Join The Conversation With Mishpacha's Weekly Newsletter



Connecting the Dots

Yisroel Besser

Dr. Michael Steinhardt believes it’s unfair to simply label a child with a medical acronym and fill a prescription, or chase after a “surefire” alternative remedy. The leading neuropsychologist says identifying underlying causes of a child’s difficulties sets the stage for a healing action plan.

Tuesday, January 06, 2015

Every now and then,Dr.MichaelSteinhardtsurprises you with a flash of passion. Like the colors in his office, everything about the neuropsychologist is gentle: voice, appearance, manner of speaking.But when discussing the chinuch self-help industry — purveyors of herbs and other remedies for a variety of childhood ailments — or the number of children misdiagnosed with ADHD and other behavioral issues, you see the glint in his black eyes, hear the edge in his voice.“Let’s say a child shows signs of being ADHD, so the parents get a prescription for Ritalin. Simple, right?”Dr.Steinhardttells me animatedly. “But really, it’s not so simple. More than half of all children with ADHD are affected by another comorbid condition, which means, in layman’s terms, that ADHD doesn’t usually come alone, but along with other issues.“Now, if a child has ADHD plus, but is only treated for ADHD, it’s almost as if he hasn’t been treated at all.”The stakes are too high,Dr.Steinhardtsays, to get it wrong. So for the last six years, he has quietly changed the way kids with behavioral issues are diagnosed, applying a comprehensive exam, plenty of patience, and the full picture of a child’s life to assess the symptoms so prevalent in schools today that every child knows the acronyms by heart.A prominent menahel describedDr.Steinhardt’s methods this way: It’s like when you take your car to the mechanic for an oil change, and he notices an unrelated problem with the fan belt. The extra expense and bother is a nuisance, but you are nevertheless grateful for the information. Smart mechanics suggest an all-points inspection just to uncover these kinds of hidden problems. In much the same way,Dr.Steinhardt assesses children’s behavioral problems, looking for the obvious symptoms, the hidden causes, and all the while uncovering unexpected ailments.For anyone familiar with Dr.Steinhardt’s family, his accomplishments in the realm of education should come as no surprise. Because along with the unruffled professionalism, the impressive résumé of training and accomplishments, there is also his yichus, a family tradition that imbues him with a streak of advocacy and spirited defense for the rights of every child. And while he learned medicine in university, he learned chinuch at the feet of a master.

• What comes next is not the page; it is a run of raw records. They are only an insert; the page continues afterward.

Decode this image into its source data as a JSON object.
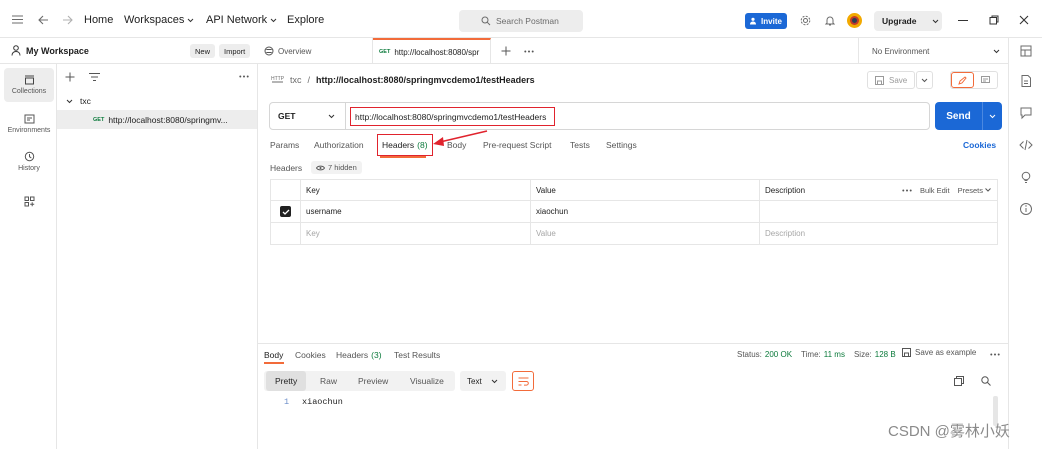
{
  "topbar": {
    "nav": [
      "Home",
      "Workspaces",
      "API Network",
      "Explore"
    ],
    "search_placeholder": "Search Postman",
    "invite_label": "Invite",
    "upgrade_label": "Upgrade"
  },
  "workspace": {
    "name": "My Workspace",
    "new_label": "New",
    "import_label": "Import"
  },
  "rail": {
    "items": [
      {
        "label": "Collections",
        "icon": "collections-icon"
      },
      {
        "label": "Environments",
        "icon": "environments-icon"
      },
      {
        "label": "History",
        "icon": "history-icon"
      },
      {
        "label": "",
        "icon": "add-apps-icon"
      }
    ]
  },
  "tree": {
    "collection": "txc",
    "request_method": "GET",
    "request_label": "http://localhost:8080/springmv..."
  },
  "tabs": {
    "overview": "Overview",
    "active_method": "GET",
    "active_label": "http://localhost:8080/spr",
    "environment": "No Environment"
  },
  "request": {
    "breadcrumb_parent": "txc",
    "breadcrumb_sep": "/",
    "title": "http://localhost:8080/springmvcdemo1/testHeaders",
    "save_label": "Save",
    "method": "GET",
    "url": "http://localhost:8080/springmvcdemo1/testHeaders",
    "send_label": "Send",
    "tabs": [
      "Params",
      "Authorization",
      "Headers",
      "(8)",
      "Body",
      "Pre-request Script",
      "Tests",
      "Settings"
    ],
    "cookies_label": "Cookies",
    "headers_label": "Headers",
    "hidden_label": "7 hidden"
  },
  "headers_table": {
    "columns": [
      "Key",
      "Value",
      "Description"
    ],
    "bulk_edit": "Bulk Edit",
    "presets": "Presets",
    "rows": [
      {
        "key": "username",
        "value": "xiaochun",
        "description": "",
        "checked": true
      }
    ],
    "placeholders": {
      "key": "Key",
      "value": "Value",
      "description": "Description"
    }
  },
  "response": {
    "tabs": [
      "Body",
      "Cookies",
      "Headers",
      "(3)",
      "Test Results"
    ],
    "status_label": "Status:",
    "status_value": "200 OK",
    "time_label": "Time:",
    "time_value": "11 ms",
    "size_label": "Size:",
    "size_value": "128 B",
    "save_example": "Save as example",
    "view_modes": [
      "Pretty",
      "Raw",
      "Preview",
      "Visualize"
    ],
    "format": "Text",
    "line_number": "1",
    "body_text": "xiaochun"
  },
  "watermark": "CSDN @雾林小妖",
  "colors": {
    "accent_blue": "#1b68d6",
    "highlight_red": "#e0232d",
    "status_green": "#0b7a3b",
    "cookies_link": "#1b68d6"
  }
}
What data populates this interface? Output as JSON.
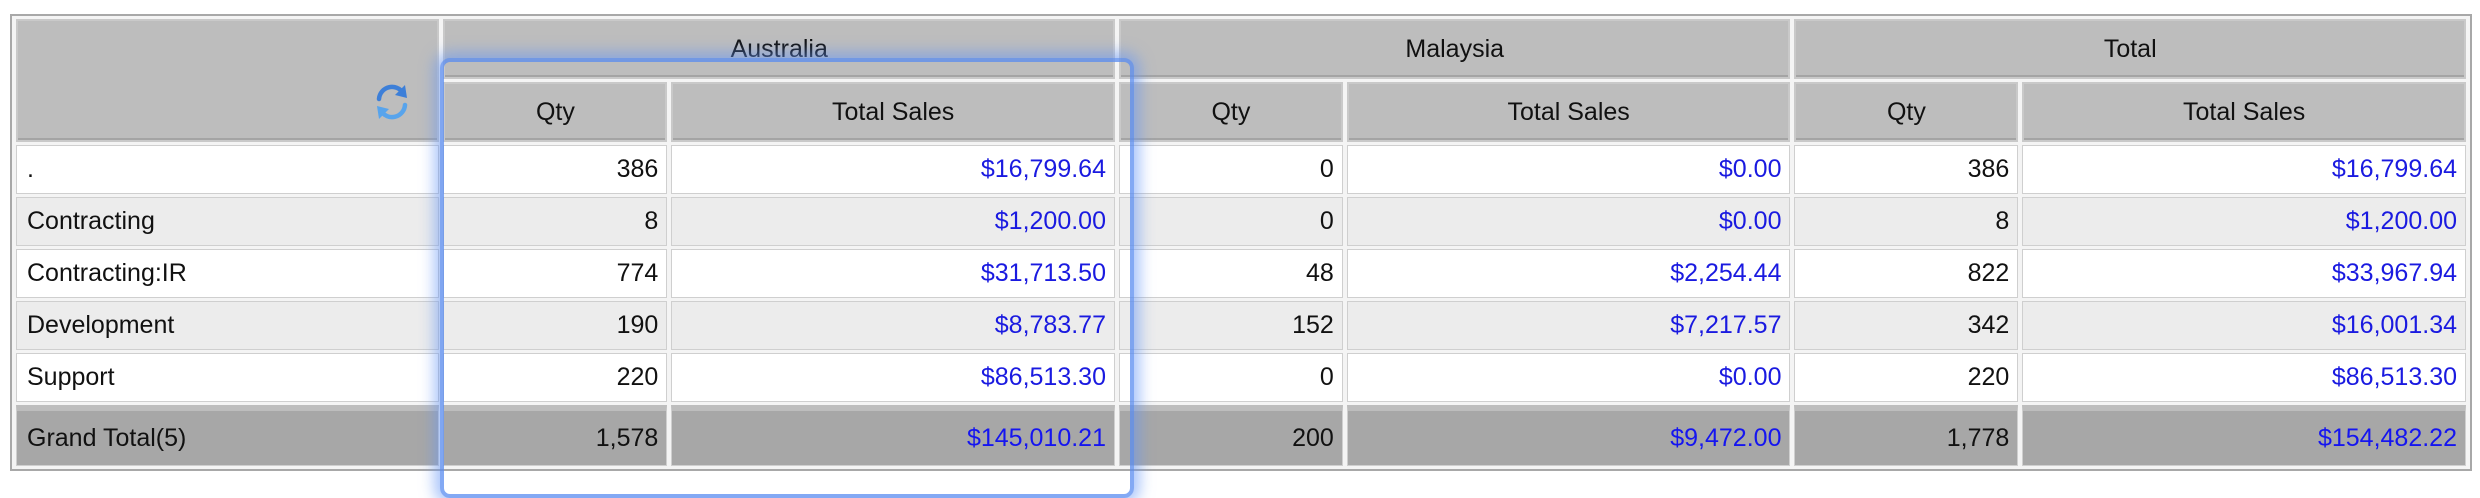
{
  "columns": {
    "groups": [
      "Australia",
      "Malaysia",
      "Total"
    ],
    "qty_label": "Qty",
    "sales_label": "Total Sales"
  },
  "refresh_icon": "refresh-icon",
  "rows": [
    {
      "label": ".",
      "au_qty": "386",
      "au_sales": "$16,799.64",
      "my_qty": "0",
      "my_sales": "$0.00",
      "tot_qty": "386",
      "tot_sales": "$16,799.64"
    },
    {
      "label": "Contracting",
      "au_qty": "8",
      "au_sales": "$1,200.00",
      "my_qty": "0",
      "my_sales": "$0.00",
      "tot_qty": "8",
      "tot_sales": "$1,200.00"
    },
    {
      "label": "Contracting:IR",
      "au_qty": "774",
      "au_sales": "$31,713.50",
      "my_qty": "48",
      "my_sales": "$2,254.44",
      "tot_qty": "822",
      "tot_sales": "$33,967.94"
    },
    {
      "label": "Development",
      "au_qty": "190",
      "au_sales": "$8,783.77",
      "my_qty": "152",
      "my_sales": "$7,217.57",
      "tot_qty": "342",
      "tot_sales": "$16,001.34"
    },
    {
      "label": "Support",
      "au_qty": "220",
      "au_sales": "$86,513.30",
      "my_qty": "0",
      "my_sales": "$0.00",
      "tot_qty": "220",
      "tot_sales": "$86,513.30"
    }
  ],
  "grand_total": {
    "label": "Grand Total(5)",
    "au_qty": "1,578",
    "au_sales": "$145,010.21",
    "my_qty": "200",
    "my_sales": "$9,472.00",
    "tot_qty": "1,778",
    "tot_sales": "$154,482.22"
  },
  "colors": {
    "header_bg": "#bdbdbd",
    "grand_total_bg": "#a7a7a7",
    "money_text": "#1a1ae0",
    "highlight": "#5a8cf0"
  }
}
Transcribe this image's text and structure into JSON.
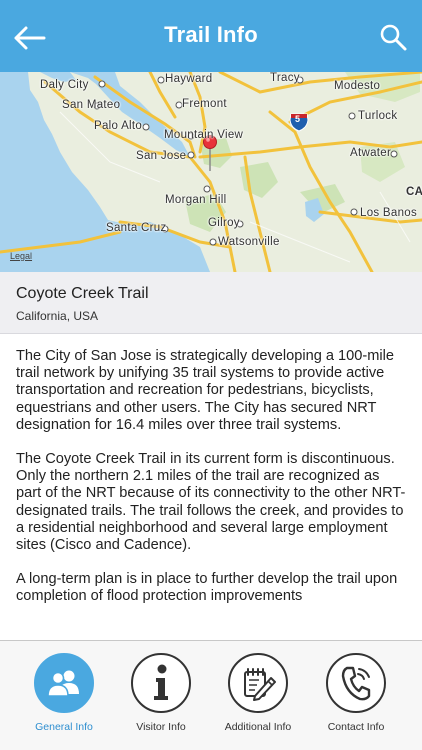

To read the rest of this story, please buy this issue of Mishpacha or sign up for a weekly subscription

Share this page with a friend. Fill in the information below, and we'll email your friend a link to this page on your behalf.

Your name
Your email address
You friend's name
Your friend's email address
Please type the characters you see in the image into the box provided.
CAPTCHA
Message


MM217
 
The Fortunes of War
Rabbi Moshe Grylak We’re still feeling the fallout of the First World War
Some Lessons, But Few Portents
Yonoson Rosenblum What the midterms tell us about 2020
Vote of Confidence
Eyan Kobre Why I tuned in to the liberal radio station
5 out of 10
Rabbi Dovid Bashevkin Top 5 Moments of the Kinus
Day in the Life
Rachel Bachrach Chaim White of KC Kosher Co-op
When Less is More
Rabbi Ron Yitzchok Eisenman How a good edit enhances a manuscript
It’s My Job
Jacob L. Freedman “Will you force me to take meds?”
They’re Still Playing My Song?
Riki Goldstein Yitzy Bald’s Yerav Na
Yisroel Werdyger Can’t Stop Singing
Riki Goldstein Ahrele Samet’s Loi Luni
Double Chords of Hope
Riki Goldstein You never know how far your music can go
Will Dedi Have the Last Laugh?
Dovid N. Golding Dedi and Ding go way back
Battle of the Budge
Faigy Peritzman Using stubbornness to grow in ruchniyus
The Challenging Child
Sarah Chana Radcliffe Strategies for raising the difficult child
Bucking the Trend
Sara Eisemann If I skip sem, will I get a good shidduch?
The Musician: Part 1
D. Himy, M.S. CCC-SLP and Zivia Reischer "If she can't read she'll be handicapped for life!"